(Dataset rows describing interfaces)
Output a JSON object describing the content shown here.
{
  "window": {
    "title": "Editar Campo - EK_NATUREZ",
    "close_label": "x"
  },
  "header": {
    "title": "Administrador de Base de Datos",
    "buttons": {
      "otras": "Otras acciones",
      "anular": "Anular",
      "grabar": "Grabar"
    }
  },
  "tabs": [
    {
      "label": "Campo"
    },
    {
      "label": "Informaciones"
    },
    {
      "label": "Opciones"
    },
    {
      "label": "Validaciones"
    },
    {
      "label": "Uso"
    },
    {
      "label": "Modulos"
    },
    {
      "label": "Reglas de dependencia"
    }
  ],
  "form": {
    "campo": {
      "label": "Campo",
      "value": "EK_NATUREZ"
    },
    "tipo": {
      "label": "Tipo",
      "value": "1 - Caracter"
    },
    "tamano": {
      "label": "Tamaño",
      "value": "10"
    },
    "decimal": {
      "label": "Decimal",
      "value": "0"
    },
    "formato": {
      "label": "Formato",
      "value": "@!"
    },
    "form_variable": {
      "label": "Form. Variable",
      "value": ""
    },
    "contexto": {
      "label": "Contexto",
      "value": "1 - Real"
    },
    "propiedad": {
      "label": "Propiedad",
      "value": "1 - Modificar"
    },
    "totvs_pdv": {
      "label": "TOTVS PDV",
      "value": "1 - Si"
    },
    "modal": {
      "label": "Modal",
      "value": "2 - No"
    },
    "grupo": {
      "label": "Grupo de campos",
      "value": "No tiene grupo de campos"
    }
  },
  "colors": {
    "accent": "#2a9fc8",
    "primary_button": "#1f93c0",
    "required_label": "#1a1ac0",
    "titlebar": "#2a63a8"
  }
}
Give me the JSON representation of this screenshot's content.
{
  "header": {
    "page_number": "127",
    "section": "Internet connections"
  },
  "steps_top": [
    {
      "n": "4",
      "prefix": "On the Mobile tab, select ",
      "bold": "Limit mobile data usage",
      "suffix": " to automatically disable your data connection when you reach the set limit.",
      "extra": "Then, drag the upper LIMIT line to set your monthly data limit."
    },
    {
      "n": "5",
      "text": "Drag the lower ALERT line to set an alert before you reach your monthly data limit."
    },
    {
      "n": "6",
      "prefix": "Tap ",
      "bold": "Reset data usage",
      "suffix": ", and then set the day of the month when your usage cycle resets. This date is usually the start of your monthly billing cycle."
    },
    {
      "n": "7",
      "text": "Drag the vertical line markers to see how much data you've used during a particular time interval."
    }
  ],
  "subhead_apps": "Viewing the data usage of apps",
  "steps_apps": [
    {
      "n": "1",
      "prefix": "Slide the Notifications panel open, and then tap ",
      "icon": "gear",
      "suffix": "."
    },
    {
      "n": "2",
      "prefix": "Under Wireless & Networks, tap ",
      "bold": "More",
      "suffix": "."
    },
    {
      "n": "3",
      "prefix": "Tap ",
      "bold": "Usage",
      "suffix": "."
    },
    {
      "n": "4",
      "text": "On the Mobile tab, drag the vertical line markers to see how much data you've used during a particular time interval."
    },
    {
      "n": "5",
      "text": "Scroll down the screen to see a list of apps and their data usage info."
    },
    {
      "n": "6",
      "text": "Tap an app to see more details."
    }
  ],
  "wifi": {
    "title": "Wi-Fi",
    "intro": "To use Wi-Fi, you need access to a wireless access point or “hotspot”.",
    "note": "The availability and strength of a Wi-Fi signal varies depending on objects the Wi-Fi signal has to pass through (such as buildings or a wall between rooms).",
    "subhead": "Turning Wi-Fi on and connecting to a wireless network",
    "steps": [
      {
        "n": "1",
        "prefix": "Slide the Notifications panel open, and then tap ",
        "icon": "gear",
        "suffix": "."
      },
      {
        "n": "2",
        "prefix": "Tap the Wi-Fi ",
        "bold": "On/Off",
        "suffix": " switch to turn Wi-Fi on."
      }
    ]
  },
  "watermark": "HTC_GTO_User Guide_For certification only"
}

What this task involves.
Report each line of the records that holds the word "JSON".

Reply to the task.
Output a JSON object describing the content shown here.
Give me the JSON representation of this screenshot's content.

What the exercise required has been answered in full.